PROVIDED ENTRIES:
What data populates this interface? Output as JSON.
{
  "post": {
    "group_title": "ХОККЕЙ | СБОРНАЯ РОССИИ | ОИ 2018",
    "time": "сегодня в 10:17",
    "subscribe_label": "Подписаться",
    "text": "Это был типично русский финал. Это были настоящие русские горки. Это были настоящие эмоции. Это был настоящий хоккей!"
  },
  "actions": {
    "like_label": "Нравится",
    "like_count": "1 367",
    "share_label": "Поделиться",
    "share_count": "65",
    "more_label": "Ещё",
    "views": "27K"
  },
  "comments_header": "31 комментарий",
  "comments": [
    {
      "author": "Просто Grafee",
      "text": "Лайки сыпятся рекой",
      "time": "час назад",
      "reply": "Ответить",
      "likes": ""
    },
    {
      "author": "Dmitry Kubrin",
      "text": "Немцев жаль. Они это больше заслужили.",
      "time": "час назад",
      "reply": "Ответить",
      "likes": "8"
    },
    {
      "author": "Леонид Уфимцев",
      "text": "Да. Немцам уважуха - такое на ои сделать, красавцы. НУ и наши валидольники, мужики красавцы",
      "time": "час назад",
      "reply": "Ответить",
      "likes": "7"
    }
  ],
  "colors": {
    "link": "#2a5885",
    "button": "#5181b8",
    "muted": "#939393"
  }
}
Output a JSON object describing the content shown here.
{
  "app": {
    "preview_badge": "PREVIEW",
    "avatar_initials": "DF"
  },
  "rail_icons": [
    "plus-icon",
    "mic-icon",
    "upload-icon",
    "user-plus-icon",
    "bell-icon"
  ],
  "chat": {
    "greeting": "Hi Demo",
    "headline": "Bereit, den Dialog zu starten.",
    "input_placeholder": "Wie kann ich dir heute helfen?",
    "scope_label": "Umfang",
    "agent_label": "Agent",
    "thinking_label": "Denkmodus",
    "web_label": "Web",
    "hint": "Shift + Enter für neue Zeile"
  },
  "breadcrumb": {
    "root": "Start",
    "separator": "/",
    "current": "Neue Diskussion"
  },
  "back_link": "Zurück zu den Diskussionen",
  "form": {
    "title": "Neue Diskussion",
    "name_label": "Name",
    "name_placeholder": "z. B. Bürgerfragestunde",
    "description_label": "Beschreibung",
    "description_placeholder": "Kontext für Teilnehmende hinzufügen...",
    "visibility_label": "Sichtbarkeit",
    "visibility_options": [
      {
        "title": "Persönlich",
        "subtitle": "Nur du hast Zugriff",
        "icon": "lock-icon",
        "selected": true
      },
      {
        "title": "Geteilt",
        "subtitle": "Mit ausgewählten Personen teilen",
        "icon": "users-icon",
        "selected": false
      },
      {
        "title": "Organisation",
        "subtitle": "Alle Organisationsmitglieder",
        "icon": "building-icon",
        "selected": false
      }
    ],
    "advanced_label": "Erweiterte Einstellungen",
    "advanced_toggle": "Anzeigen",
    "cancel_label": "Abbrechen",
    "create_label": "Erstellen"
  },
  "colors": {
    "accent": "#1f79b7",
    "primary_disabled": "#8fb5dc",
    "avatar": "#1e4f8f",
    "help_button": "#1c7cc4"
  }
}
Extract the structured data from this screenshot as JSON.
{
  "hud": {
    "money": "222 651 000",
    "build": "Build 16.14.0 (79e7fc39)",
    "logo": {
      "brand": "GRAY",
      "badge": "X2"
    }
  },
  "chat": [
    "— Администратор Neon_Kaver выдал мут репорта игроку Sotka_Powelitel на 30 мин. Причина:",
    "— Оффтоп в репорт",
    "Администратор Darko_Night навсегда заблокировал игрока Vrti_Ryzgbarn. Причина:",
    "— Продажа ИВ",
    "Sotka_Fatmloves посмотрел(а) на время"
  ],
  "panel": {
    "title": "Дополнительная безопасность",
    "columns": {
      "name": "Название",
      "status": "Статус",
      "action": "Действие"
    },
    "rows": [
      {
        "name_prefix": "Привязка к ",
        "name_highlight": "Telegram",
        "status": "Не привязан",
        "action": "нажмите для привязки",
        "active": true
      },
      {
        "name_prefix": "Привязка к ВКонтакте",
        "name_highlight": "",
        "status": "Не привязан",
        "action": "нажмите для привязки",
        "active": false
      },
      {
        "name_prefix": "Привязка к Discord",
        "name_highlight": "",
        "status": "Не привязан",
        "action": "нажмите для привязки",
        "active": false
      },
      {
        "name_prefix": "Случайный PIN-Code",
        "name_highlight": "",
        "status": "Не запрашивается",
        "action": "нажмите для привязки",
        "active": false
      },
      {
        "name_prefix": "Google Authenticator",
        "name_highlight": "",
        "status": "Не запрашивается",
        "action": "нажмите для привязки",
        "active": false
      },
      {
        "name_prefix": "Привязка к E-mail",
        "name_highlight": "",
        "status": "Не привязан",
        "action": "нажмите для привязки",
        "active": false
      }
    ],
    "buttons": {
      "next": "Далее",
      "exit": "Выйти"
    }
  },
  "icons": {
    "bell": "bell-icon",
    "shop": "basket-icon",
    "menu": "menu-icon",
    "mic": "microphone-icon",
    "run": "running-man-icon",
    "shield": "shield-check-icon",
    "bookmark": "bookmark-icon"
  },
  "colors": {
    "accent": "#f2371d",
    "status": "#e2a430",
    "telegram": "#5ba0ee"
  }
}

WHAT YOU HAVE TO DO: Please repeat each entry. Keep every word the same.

ANSWER SPACE:
What data populates this interface? Output as JSON.
{
  "post": {
    "group_title": "ХОККЕЙ | СБОРНАЯ РОССИИ | ОИ 2018",
    "time": "сегодня в 10:17",
    "subscribe_label": "Подписаться",
    "text": "Это был типично русский финал. Это были настоящие русские горки. Это были настоящие эмоции. Это был настоящий хоккей!"
  },
  "actions": {
    "like_label": "Нравится",
    "like_count": "1 367",
    "share_label": "Поделиться",
    "share_count": "65",
    "more_label": "Ещё",
    "views": "27K"
  },
  "comments_header": "31 комментарий",
  "comments": [
    {
      "author": "Просто Grafee",
      "text": "Лайки сыпятся рекой",
      "time": "час назад",
      "reply": "Ответить",
      "likes": ""
    },
    {
      "author": "Dmitry Kubrin",
      "text": "Немцев жаль. Они это больше заслужили.",
      "time": "час назад",
      "reply": "Ответить",
      "likes": "8"
    },
    {
      "author": "Леонид Уфимцев",
      "text": "Да. Немцам уважуха - такое на ои сделать, красавцы. НУ и наши валидольники, мужики красавцы",
      "time": "час назад",
      "reply": "Ответить",
      "likes": "7"
    }
  ],
  "colors": {
    "link": "#2a5885",
    "button": "#5181b8",
    "muted": "#939393"
  }
}
Output a JSON object describing the content shown here.
{
  "app": {
    "preview_badge": "PREVIEW",
    "avatar_initials": "DF"
  },
  "rail_icons": [
    "plus-icon",
    "mic-icon",
    "upload-icon",
    "user-plus-icon",
    "bell-icon"
  ],
  "chat": {
    "greeting": "Hi Demo",
    "headline": "Bereit, den Dialog zu starten.",
    "input_placeholder": "Wie kann ich dir heute helfen?",
    "scope_label": "Umfang",
    "agent_label": "Agent",
    "thinking_label": "Denkmodus",
    "web_label": "Web",
    "hint": "Shift + Enter für neue Zeile"
  },
  "breadcrumb": {
    "root": "Start",
    "separator": "/",
    "current": "Neue Diskussion"
  },
  "back_link": "Zurück zu den Diskussionen",
  "form": {
    "title": "Neue Diskussion",
    "name_label": "Name",
    "name_placeholder": "z. B. Bürgerfragestunde",
    "description_label": "Beschreibung",
    "description_placeholder": "Kontext für Teilnehmende hinzufügen...",
    "visibility_label": "Sichtbarkeit",
    "visibility_options": [
      {
        "title": "Persönlich",
        "subtitle": "Nur du hast Zugriff",
        "icon": "lock-icon",
        "selected": true
      },
      {
        "title": "Geteilt",
        "subtitle": "Mit ausgewählten Personen teilen",
        "icon": "users-icon",
        "selected": false
      },
      {
        "title": "Organisation",
        "subtitle": "Alle Organisationsmitglieder",
        "icon": "building-icon",
        "selected": false
      }
    ],
    "advanced_label": "Erweiterte Einstellungen",
    "advanced_toggle": "Anzeigen",
    "cancel_label": "Abbrechen",
    "create_label": "Erstellen"
  },
  "colors": {
    "accent": "#1f79b7",
    "primary_disabled": "#8fb5dc",
    "avatar": "#1e4f8f",
    "help_button": "#1c7cc4"
  }
}
Extract the structured data from this screenshot as JSON.
{
  "hud": {
    "money": "222 651 000",
    "build": "Build 16.14.0 (79e7fc39)",
    "logo": {
      "brand": "GRAY",
      "badge": "X2"
    }
  },
  "chat": [
    "— Администратор Neon_Kaver выдал мут репорта игроку Sotka_Powelitel на 30 мин. Причина:",
    "— Оффтоп в репорт",
    "Администратор Darko_Night навсегда заблокировал игрока Vrti_Ryzgbarn. Причина:",
    "— Продажа ИВ",
    "Sotka_Fatmloves посмотрел(а) на время"
  ],
  "panel": {
    "title": "Дополнительная безопасность",
    "columns": {
      "name": "Название",
      "status": "Статус",
      "action": "Действие"
    },
    "rows": [
      {
        "name_prefix": "Привязка к ",
        "name_highlight": "Telegram",
        "status": "Не привязан",
        "action": "нажмите для привязки",
        "active": true
      },
      {
        "name_prefix": "Привязка к ВКонтакте",
        "name_highlight": "",
        "status": "Не привязан",
        "action": "нажмите для привязки",
        "active": false
      },
      {
        "name_prefix": "Привязка к Discord",
        "name_highlight": "",
        "status": "Не привязан",
        "action": "нажмите для привязки",
        "active": false
      },
      {
        "name_prefix": "Случайный PIN-Code",
        "name_highlight": "",
        "status": "Не запрашивается",
        "action": "нажмите для привязки",
        "active": false
      },
      {
        "name_prefix": "Google Authenticator",
        "name_highlight": "",
        "status": "Не запрашивается",
        "action": "нажмите для привязки",
        "active": false
      },
      {
        "name_prefix": "Привязка к E-mail",
        "name_highlight": "",
        "status": "Не привязан",
        "action": "нажмите для привязки",
        "active": false
      }
    ],
    "buttons": {
      "next": "Далее",
      "exit": "Выйти"
    }
  },
  "icons": {
    "bell": "bell-icon",
    "shop": "basket-icon",
    "menu": "menu-icon",
    "mic": "microphone-icon",
    "run": "running-man-icon",
    "shield": "shield-check-icon",
    "bookmark": "bookmark-icon"
  },
  "colors": {
    "accent": "#f2371d",
    "status": "#e2a430",
    "telegram": "#5ba0ee"
  }
}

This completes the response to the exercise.